The exposure to patients for enormous balances remaining after applying their insurance coverage may soon be a thing of the past. When specialty providers refuse to contract with payors because they deem the fees offered inadequate, the payors have re-written the insurance policies to cap benefits based on a percentage of some benchmark fee. The payors also attempt to educate and incent their insureds to use only network providers lest they be exposed to large balances. The payors have also enlisted their network providers to not use out-of-network providers or be subject to takebacks themselves. The payors want their insureds to become more active and aware in the selection of providers
For example, a person is injured and seeks treatment in the emergency department for a laceration to the forehead requiring the skills of the plastic surgeon on call. The plastic surgeon does not accept any insurance and simply bills the patient based on her charges, which are usually a multiple of Medicare and what the payor would pay under an agreement with a network plastic surgeon. Because the insurance company must indemnify the insured in such emergency situations, so begins the negotiation between the payor and the surgeon. The surgeon is not obligated to accept the fee offered by the payor, but may demand a greater fee provided it is reasonable and so the patient is stuck in the middle liable for the difference between the payor’s fee (low) and the surgeon’s charges (high) – which could be thousands of dollars.
New York Governor Andrew Cuomo has been eyeing this issue. While his executive budget is silent on the point, the Senate’s budget bill is not. The Senate seeks to insulate patients from balance billing for emergency services. It would require binding arbitration for disputes over physician fees for emergency services.
The Senate would set a new standard by requiring health plans to offer products that provide coverage of 80% of the usual and customary cost of out-of-network services as defined by FAIR Health, an independent entity that publishes equitable charges for specific health care services.

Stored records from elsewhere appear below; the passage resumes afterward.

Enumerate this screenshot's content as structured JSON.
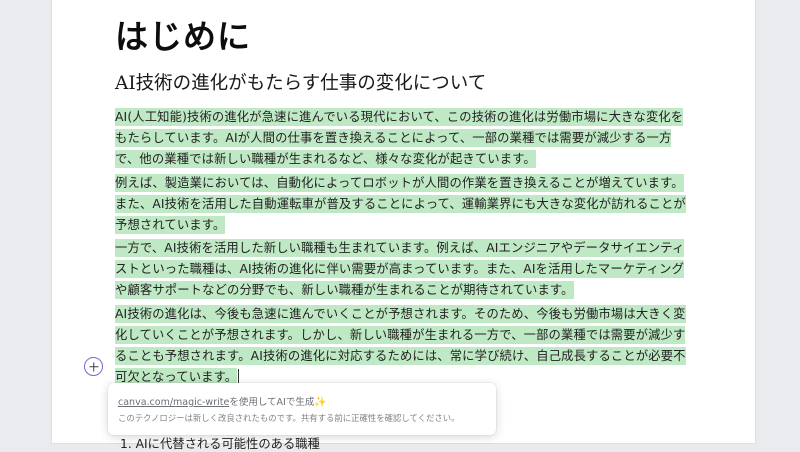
{
  "document": {
    "title": "はじめに",
    "subtitle": "AI技術の進化がもたらす仕事の変化について",
    "paragraphs": [
      "AI(人工知能)技術の進化が急速に進んでいる現代において、この技術の進化は労働市場に大きな変化をもたらしています。AIが人間の仕事を置き換えることによって、一部の業種では需要が減少する一方で、他の業種では新しい職種が生まれるなど、様々な変化が起きています。",
      "例えば、製造業においては、自動化によってロボットが人間の作業を置き換えることが増えています。また、AI技術を活用した自動運転車が普及することによって、運輸業界にも大きな変化が訪れることが予想されています。",
      "一方で、AI技術を活用した新しい職種も生まれています。例えば、AIエンジニアやデータサイエンティストといった職種は、AI技術の進化に伴い需要が高まっています。また、AIを活用したマーケティングや顧客サポートなどの分野でも、新しい職種が生まれることが期待されています。",
      "AI技術の進化は、今後も急速に進んでいくことが予想されます。そのため、今後も労働市場は大きく変化していくことが予想されます。しかし、新しい職種が生まれる一方で、一部の業種では需要が減少することも予想されます。AI技術の進化に対応するためには、常に学び続け、自己成長することが必要不可欠となっています。"
    ],
    "list_item_peek": "1. AIに代替される可能性のある職種"
  },
  "magic_write_notice": {
    "link_text": "canva.com/magic-write",
    "suffix_text": "を使用してAIで生成",
    "sparkle_icon": "sparkle-icon",
    "disclaimer": "このテクノロジーは新しく改良されたものです。共有する前に正確性を確認してください。"
  },
  "colors": {
    "highlight": "#bfe8c4",
    "add_button_border": "#7b61d9",
    "sparkle": "#f2b633"
  }
}
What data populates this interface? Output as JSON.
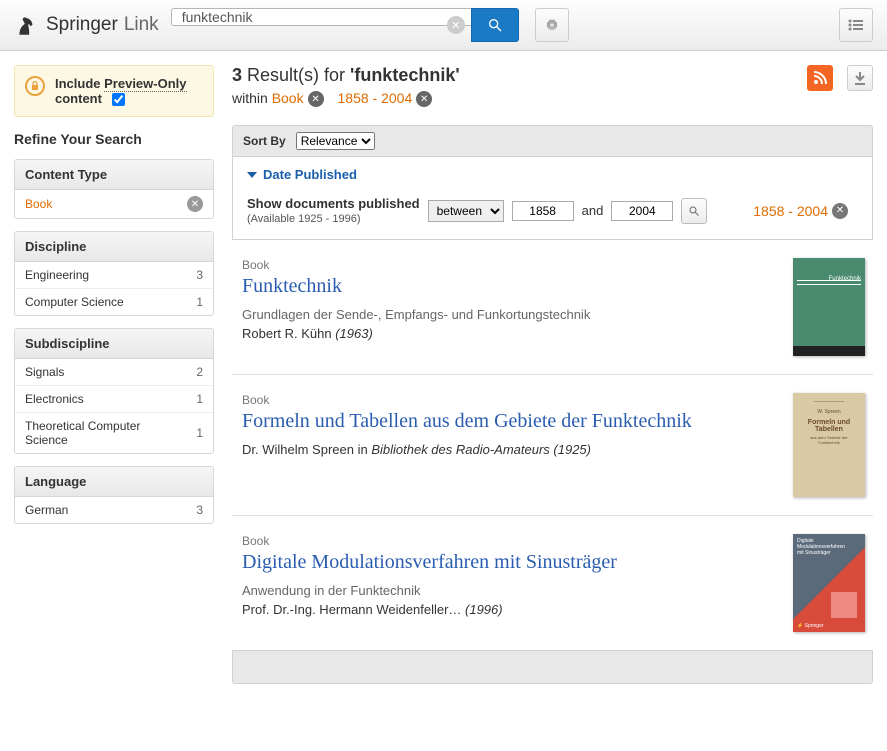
{
  "brand": {
    "name1": "Springer",
    "name2": "Link"
  },
  "search": {
    "query": "funktechnik"
  },
  "preview": {
    "prefix": "Include ",
    "linked": "Preview-Only",
    "suffix": " content"
  },
  "refine_title": "Refine Your Search",
  "facets": {
    "content_type": {
      "title": "Content Type",
      "active": "Book"
    },
    "discipline": {
      "title": "Discipline",
      "items": [
        {
          "label": "Engineering",
          "count": "3"
        },
        {
          "label": "Computer Science",
          "count": "1"
        }
      ]
    },
    "subdiscipline": {
      "title": "Subdiscipline",
      "items": [
        {
          "label": "Signals",
          "count": "2"
        },
        {
          "label": "Electronics",
          "count": "1"
        },
        {
          "label": "Theoretical Computer Science",
          "count": "1"
        }
      ]
    },
    "language": {
      "title": "Language",
      "items": [
        {
          "label": "German",
          "count": "3"
        }
      ]
    }
  },
  "results_header": {
    "count": "3",
    "text": " Result(s) for ",
    "term": "'funktechnik'",
    "within_label": "within ",
    "within_value": "Book",
    "date_range": "1858 - 2004"
  },
  "sort": {
    "label": "Sort By",
    "selected": "Relevance"
  },
  "date_panel": {
    "toggle": "Date Published",
    "show_label": "Show documents published",
    "available": "(Available 1925 - 1996)",
    "mode": "between",
    "start": "1858",
    "and": "and",
    "end": "2004",
    "current": "1858 - 2004"
  },
  "results": [
    {
      "kind": "Book",
      "title": "Funktechnik",
      "subtitle": "Grundlagen der Sende-, Empfangs- und Funkortungstechnik",
      "authors": "Robert R. Kühn ",
      "extra": "(1963)"
    },
    {
      "kind": "Book",
      "title": "Formeln und Tabellen aus dem Gebiete der Funktechnik",
      "subtitle": "",
      "authors": "Dr. Wilhelm Spreen in ",
      "extra": "Bibliothek des Radio-Amateurs (1925)"
    },
    {
      "kind": "Book",
      "title": "Digitale Modulationsverfahren mit Sinusträger",
      "subtitle": "Anwendung in der Funktechnik",
      "authors": "Prof. Dr.-Ing. Hermann Weidenfeller… ",
      "extra": "(1996)"
    }
  ]
}
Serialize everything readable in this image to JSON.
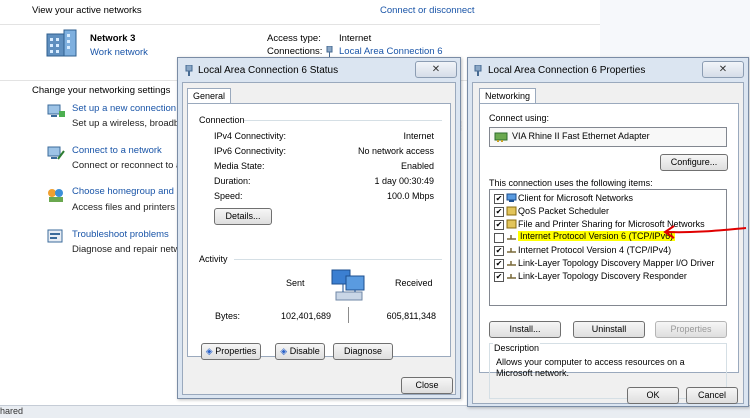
{
  "nsc": {
    "view_active_networks": "View your active networks",
    "connect_or_disconnect": "Connect or disconnect",
    "network_name": "Network  3",
    "network_type": "Work network",
    "access_type_label": "Access type:",
    "access_type_value": "Internet",
    "connections_label": "Connections:",
    "connections_value": "Local Area Connection 6",
    "change_settings": "Change your networking settings",
    "tasks": [
      {
        "title": "Set up a new connection or",
        "desc": "Set up a wireless, broadba"
      },
      {
        "title": "Connect to a network",
        "desc": "Connect or reconnect to a"
      },
      {
        "title": "Choose homegroup and s",
        "desc": "Access files and printers lo"
      },
      {
        "title": "Troubleshoot problems",
        "desc": "Diagnose and repair networ"
      }
    ],
    "bottom_left": "hared"
  },
  "status": {
    "title": "Local Area Connection 6 Status",
    "close_glyph": "✕",
    "tab": "General",
    "connection_label": "Connection",
    "rows": [
      {
        "label": "IPv4 Connectivity:",
        "value": "Internet"
      },
      {
        "label": "IPv6 Connectivity:",
        "value": "No network access"
      },
      {
        "label": "Media State:",
        "value": "Enabled"
      },
      {
        "label": "Duration:",
        "value": "1 day 00:30:49"
      },
      {
        "label": "Speed:",
        "value": "100.0 Mbps"
      }
    ],
    "details_btn": "Details...",
    "activity_label": "Activity",
    "sent_label": "Sent",
    "received_label": "Received",
    "bytes_label": "Bytes:",
    "bytes_sent": "102,401,689",
    "bytes_received": "605,811,348",
    "properties_btn": "Properties",
    "disable_btn": "Disable",
    "diagnose_btn": "Diagnose",
    "close_btn": "Close"
  },
  "props": {
    "title": "Local Area Connection 6 Properties",
    "close_glyph": "✕",
    "tab": "Networking",
    "connect_using_label": "Connect using:",
    "adapter": "VIA Rhine II Fast Ethernet Adapter",
    "configure_btn": "Configure...",
    "items_label": "This connection uses the following items:",
    "items": [
      {
        "label": "Client for Microsoft Networks",
        "checked": true,
        "highlight": false
      },
      {
        "label": "QoS Packet Scheduler",
        "checked": true,
        "highlight": false
      },
      {
        "label": "File and Printer Sharing for Microsoft Networks",
        "checked": true,
        "highlight": false
      },
      {
        "label": "Internet Protocol Version 6 (TCP/IPv6)",
        "checked": false,
        "highlight": true
      },
      {
        "label": "Internet Protocol Version 4 (TCP/IPv4)",
        "checked": true,
        "highlight": false
      },
      {
        "label": "Link-Layer Topology Discovery Mapper I/O Driver",
        "checked": true,
        "highlight": false
      },
      {
        "label": "Link-Layer Topology Discovery Responder",
        "checked": true,
        "highlight": false
      }
    ],
    "install_btn": "Install...",
    "uninstall_btn": "Uninstall",
    "properties_btn": "Properties",
    "description_label": "Description",
    "description_text": "Allows your computer to access resources on a Microsoft network.",
    "ok_btn": "OK",
    "cancel_btn": "Cancel",
    "check_glyph": "✔"
  },
  "colors": {
    "link": "#1a55a8",
    "highlight": "#ffff00",
    "annotation_arrow": "#e00000"
  }
}
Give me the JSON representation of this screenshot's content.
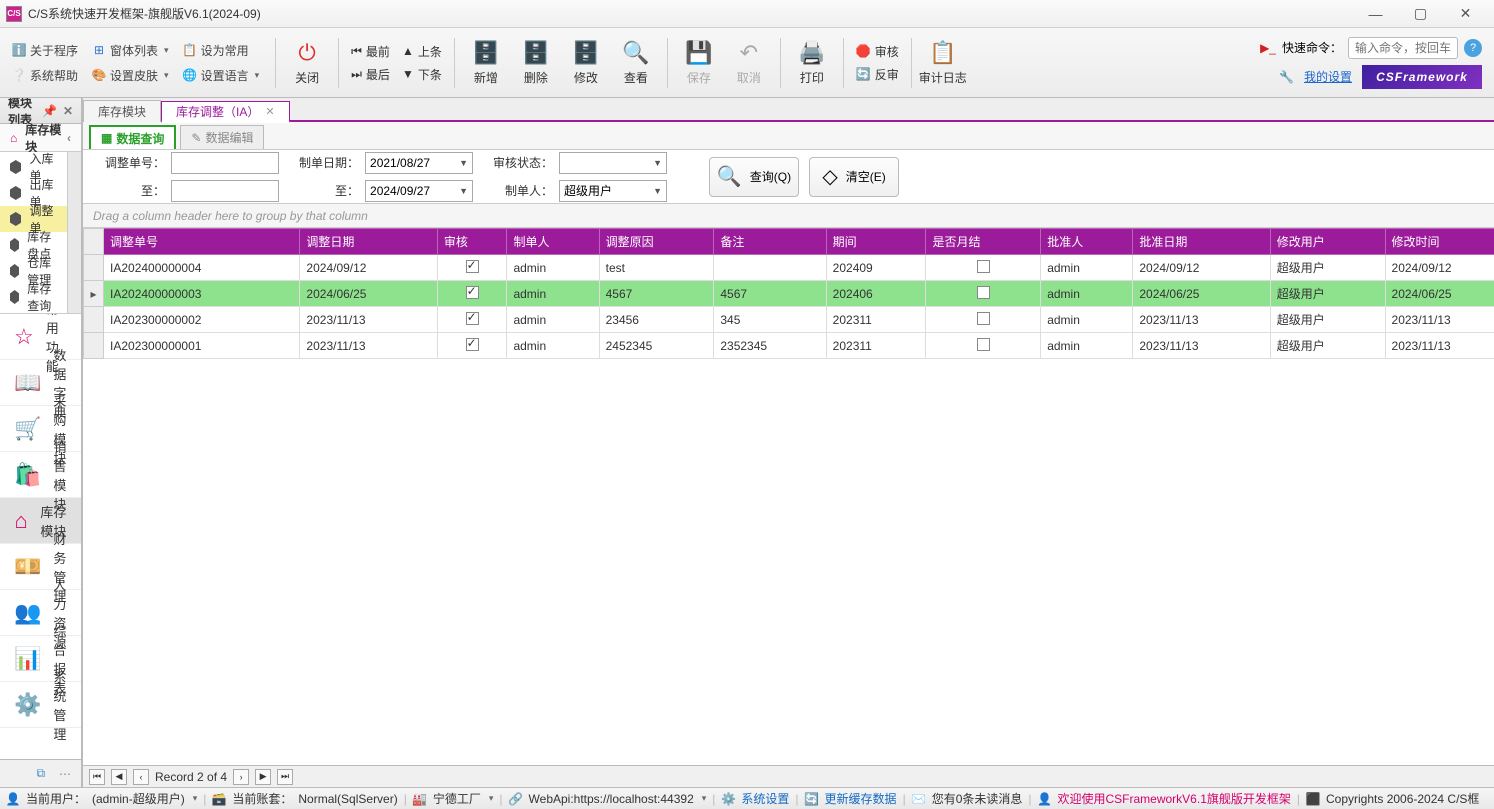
{
  "window": {
    "title": "C/S系统快速开发框架-旗舰版V6.1(2024-09)"
  },
  "menubar": {
    "about": "关于程序",
    "forms": "窗体列表",
    "setcommon": "设为常用",
    "help": "系统帮助",
    "skin": "设置皮肤",
    "lang": "设置语言"
  },
  "toolbar": {
    "close": "关闭",
    "nav": {
      "first": "最前",
      "prev": "上条",
      "last": "最后",
      "next": "下条"
    },
    "add": "新增",
    "del": "删除",
    "edit": "修改",
    "view": "查看",
    "save": "保存",
    "cancel": "取消",
    "print": "打印",
    "approve": "审核",
    "reject": "反审",
    "audit": "审计日志"
  },
  "toolbar_right": {
    "quick_label": "快速命令：",
    "quick_placeholder": "输入命令，按回车",
    "mysettings": "我的设置",
    "brand": "CSFramework"
  },
  "sidebar": {
    "header": "模块列表",
    "panel_title": "库存模块",
    "tree": [
      "入库单",
      "出库单",
      "调整单",
      "库存盘点",
      "仓库管理",
      "库存查询"
    ],
    "active_tree_index": 2,
    "sections": [
      "常用功能",
      "数据字典",
      "采购模块",
      "销售模块",
      "库存模块",
      "财务管理",
      "人力资源",
      "综合报表",
      "系统管理"
    ],
    "active_section_index": 4
  },
  "tabs": {
    "items": [
      {
        "label": "库存模块",
        "closable": false
      },
      {
        "label": "库存调整（IA）",
        "closable": true
      }
    ],
    "active": 1
  },
  "subtabs": {
    "query": "数据查询",
    "edit": "数据编辑",
    "active": 0
  },
  "filters": {
    "labels": {
      "docno": "调整单号：",
      "to": "至：",
      "date": "制单日期：",
      "dateto": "至：",
      "status": "审核状态：",
      "maker": "制单人："
    },
    "values": {
      "docno": "",
      "docno_to": "",
      "date_from": "2021/08/27",
      "date_to": "2024/09/27",
      "status": "",
      "maker": "超级用户"
    },
    "buttons": {
      "query": "查询(Q)",
      "clear": "清空(E)"
    }
  },
  "grid": {
    "group_hint": "Drag a column header here to group by that column",
    "columns": [
      "调整单号",
      "调整日期",
      "审核",
      "制单人",
      "调整原因",
      "备注",
      "期间",
      "是否月结",
      "批准人",
      "批准日期",
      "修改用户",
      "修改时间"
    ],
    "rows": [
      {
        "no": "IA202400000004",
        "date": "2024/09/12",
        "approved": true,
        "maker": "admin",
        "reason": "test",
        "remark": "",
        "period": "202409",
        "closed": false,
        "approver": "admin",
        "appdate": "2024/09/12",
        "moduser": "超级用户",
        "modtime": "2024/09/12"
      },
      {
        "no": "IA202400000003",
        "date": "2024/06/25",
        "approved": true,
        "maker": "admin",
        "reason": "4567",
        "remark": "4567",
        "period": "202406",
        "closed": false,
        "approver": "admin",
        "appdate": "2024/06/25",
        "moduser": "超级用户",
        "modtime": "2024/06/25"
      },
      {
        "no": "IA202300000002",
        "date": "2023/11/13",
        "approved": true,
        "maker": "admin",
        "reason": "23456",
        "remark": "345",
        "period": "202311",
        "closed": false,
        "approver": "admin",
        "appdate": "2023/11/13",
        "moduser": "超级用户",
        "modtime": "2023/11/13"
      },
      {
        "no": "IA202300000001",
        "date": "2023/11/13",
        "approved": true,
        "maker": "admin",
        "reason": "2452345",
        "remark": "2352345",
        "period": "202311",
        "closed": false,
        "approver": "admin",
        "appdate": "2023/11/13",
        "moduser": "超级用户",
        "modtime": "2023/11/13"
      }
    ],
    "selected": 1,
    "pager": "Record 2 of 4"
  },
  "statusbar": {
    "user_label": "当前用户：",
    "user_value": "(admin-超级用户)",
    "acct_label": "当前账套：",
    "acct_value": "Normal(SqlServer)",
    "factory": "宁德工厂",
    "api": "WebApi:https://localhost:44392",
    "syssettings": "系统设置",
    "refresh": "更新缓存数据",
    "msg": "您有0条未读消息",
    "welcome": "欢迎使用CSFrameworkV6.1旗舰版开发框架",
    "copyright": "Copyrights 2006-2024 C/S框"
  }
}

Health plans and doctors also would be subject to various new disclosure rules. Hospitals would be required to disclose their standard charges for items and services they provide, including for diagnosis-related groups. They must disclose which insurance plans they accept, and the name, practice name and contact information for any physician whose services will be provided at the hospital but will not be billed as part of the hospital charges. They would have to make that disclosure at either pre-admission testing, outpatient registration, or non-emergency hospital admission, whichever is earlier. They must disclose whether physician anesthesiology, pathology, radiology or other services are billed as part of the hospital charges or separately.
With this information available, patients will have more opportunity to understand ahead of time their exposure for medical bills and perhaps make choices to mitigate the exposure.